BEGIN Records shown

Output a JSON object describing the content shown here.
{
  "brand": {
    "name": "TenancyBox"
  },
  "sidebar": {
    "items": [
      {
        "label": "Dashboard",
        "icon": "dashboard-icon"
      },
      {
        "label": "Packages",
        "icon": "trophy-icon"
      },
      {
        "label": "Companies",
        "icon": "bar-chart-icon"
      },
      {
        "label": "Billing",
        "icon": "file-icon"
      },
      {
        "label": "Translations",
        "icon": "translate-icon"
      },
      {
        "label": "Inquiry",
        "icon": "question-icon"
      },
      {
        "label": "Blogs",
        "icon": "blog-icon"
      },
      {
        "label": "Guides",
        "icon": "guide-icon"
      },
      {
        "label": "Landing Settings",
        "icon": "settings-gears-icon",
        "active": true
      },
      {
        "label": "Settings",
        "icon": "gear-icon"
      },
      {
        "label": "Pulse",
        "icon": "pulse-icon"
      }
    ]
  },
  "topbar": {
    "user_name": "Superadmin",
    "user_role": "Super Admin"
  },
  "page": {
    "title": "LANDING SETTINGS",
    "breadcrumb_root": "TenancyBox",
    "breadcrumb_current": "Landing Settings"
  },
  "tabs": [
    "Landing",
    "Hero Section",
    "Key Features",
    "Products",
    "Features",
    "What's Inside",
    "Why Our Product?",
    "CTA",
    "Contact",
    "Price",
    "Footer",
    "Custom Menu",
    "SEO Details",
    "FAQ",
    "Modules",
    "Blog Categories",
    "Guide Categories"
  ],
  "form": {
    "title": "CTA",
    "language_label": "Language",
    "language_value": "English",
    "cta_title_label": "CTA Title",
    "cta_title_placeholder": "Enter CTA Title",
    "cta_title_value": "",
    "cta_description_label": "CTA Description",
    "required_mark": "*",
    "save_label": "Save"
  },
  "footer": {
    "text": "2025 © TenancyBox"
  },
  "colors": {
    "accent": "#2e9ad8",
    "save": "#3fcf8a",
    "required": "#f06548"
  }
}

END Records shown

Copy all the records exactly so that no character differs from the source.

*Result for this exercise:*
Output a JSON object describing the content shown here.
{
  "brand": {
    "name": "TenancyBox"
  },
  "sidebar": {
    "items": [
      {
        "label": "Dashboard",
        "icon": "dashboard-icon"
      },
      {
        "label": "Packages",
        "icon": "trophy-icon"
      },
      {
        "label": "Companies",
        "icon": "bar-chart-icon"
      },
      {
        "label": "Billing",
        "icon": "file-icon"
      },
      {
        "label": "Translations",
        "icon": "translate-icon"
      },
      {
        "label": "Inquiry",
        "icon": "question-icon"
      },
      {
        "label": "Blogs",
        "icon": "blog-icon"
      },
      {
        "label": "Guides",
        "icon": "guide-icon"
      },
      {
        "label": "Landing Settings",
        "icon": "settings-gears-icon",
        "active": true
      },
      {
        "label": "Settings",
        "icon": "gear-icon"
      },
      {
        "label": "Pulse",
        "icon": "pulse-icon"
      }
    ]
  },
  "topbar": {
    "user_name": "Superadmin",
    "user_role": "Super Admin"
  },
  "page": {
    "title": "LANDING SETTINGS",
    "breadcrumb_root": "TenancyBox",
    "breadcrumb_current": "Landing Settings"
  },
  "tabs": [
    "Landing",
    "Hero Section",
    "Key Features",
    "Products",
    "Features",
    "What's Inside",
    "Why Our Product?",
    "CTA",
    "Contact",
    "Price",
    "Footer",
    "Custom Menu",
    "SEO Details",
    "FAQ",
    "Modules",
    "Blog Categories",
    "Guide Categories"
  ],
  "form": {
    "title": "CTA",
    "language_label": "Language",
    "language_value": "English",
    "cta_title_label": "CTA Title",
    "cta_title_placeholder": "Enter CTA Title",
    "cta_title_value": "",
    "cta_description_label": "CTA Description",
    "required_mark": "*",
    "save_label": "Save"
  },
  "footer": {
    "text": "2025 © TenancyBox"
  },
  "colors": {
    "accent": "#2e9ad8",
    "save": "#3fcf8a",
    "required": "#f06548"
  }
}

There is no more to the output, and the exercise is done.